“We cannot allow anyone to misuse social media for hurting religious sentiments,” Khan said.

Facebook called the meeting “constructive.”

In this photo released by Pakistan's Press Information Department, July 7, 2017, Pakistani Interior Minister Chaudhry Nisar Ali Khan, left, meets Vice President of Facebook Joel Kaplan in Islamabad, Pakistan.

In this photo released by Pakistan’s Press Information Department, July 7, 2017, Pakistani Interior Minister Chaudhry Nisar Ali Khan, left, meets Vice President of Facebook Joel Kaplan in Islamabad, Pakistan.

“Facebook met with Pakistan officials to express the company’s deep commitment to protecting the rights of the people who use its service, and to enabling people to express themselves freely and safely,” the company said in an email.

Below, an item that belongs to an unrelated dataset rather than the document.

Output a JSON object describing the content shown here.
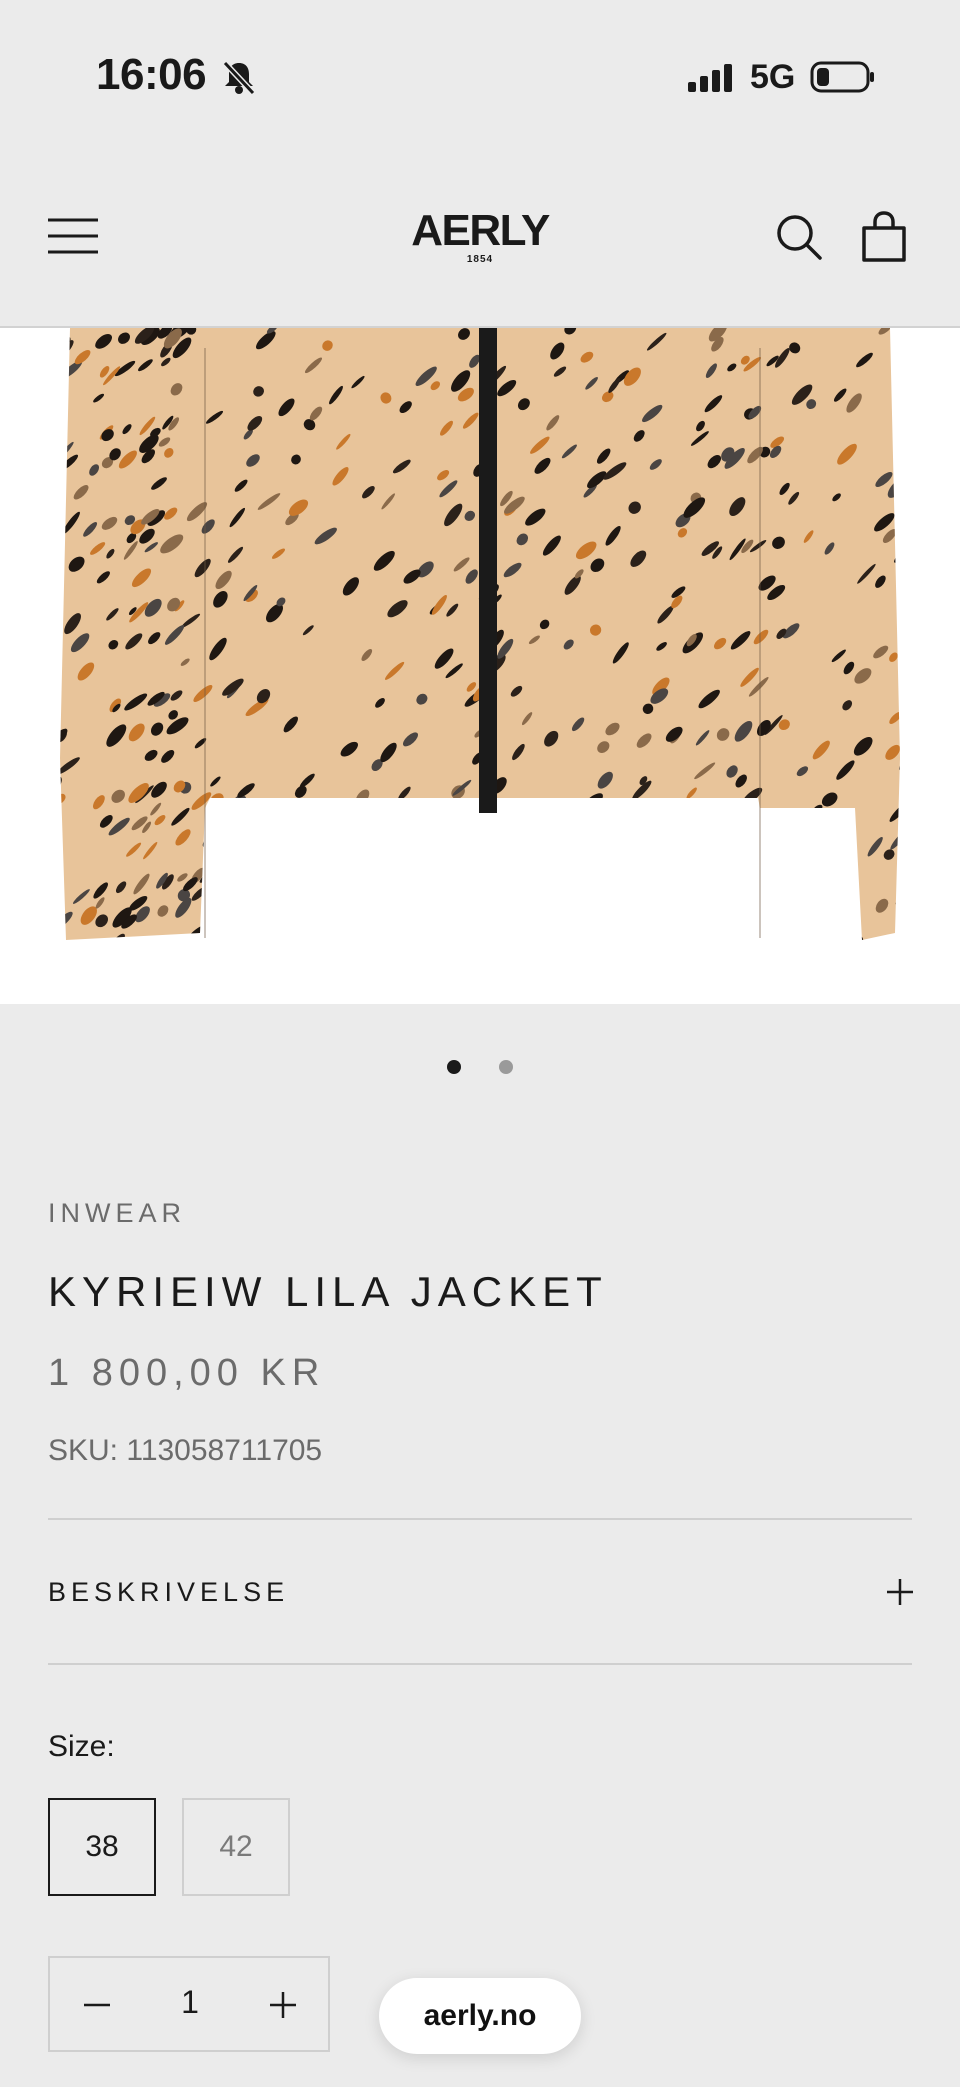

“It was an important and constructive meeting in which we raised our concerns over the recent court cases and made it clear we apply a strict legal process to any government request for data or content restrictions.”

Pakistan’s social media crack-down is officially aimed at weeding out blasphemy and shutting down accounts promoting terrorism, but civil rights activists say it has also swept up writers and bloggers who criticize the government or military.

One of five prominent writers and activists who disappeared for nearly three weeks this year later told a U.N. human rights event in March that Pakistan’s intelligence agencies had kidnapped him and tortured him in custody.

Others’ families said right-wing and Islamist parties had filed blasphemy accusations against them to punish them for critical writings.

Anything deemed insulting to Islam or the Prophet Muhammad carries a death penalty in Pakistan, and sometimes a mere allegation can lead to mob violence and lynchings. Right groups say the law is frequently abused to settle personal scores.

In April, a Pakistani university student, Mashal Khan, was beaten to death by a mob after being accused of blasphemous content on Facebook. Police arrested 57 people accused in the attack and said they had found no evidence Khan committed blasphemy. (VOA)

………………………………………………………………………………………………………………

NewsGram is a Chicago-based non-profit media organization. We depend upon support from our readers to maintain our objective reporting. Show your support by Donating to NewsGram. Donations to NewsGram are tax-exempt.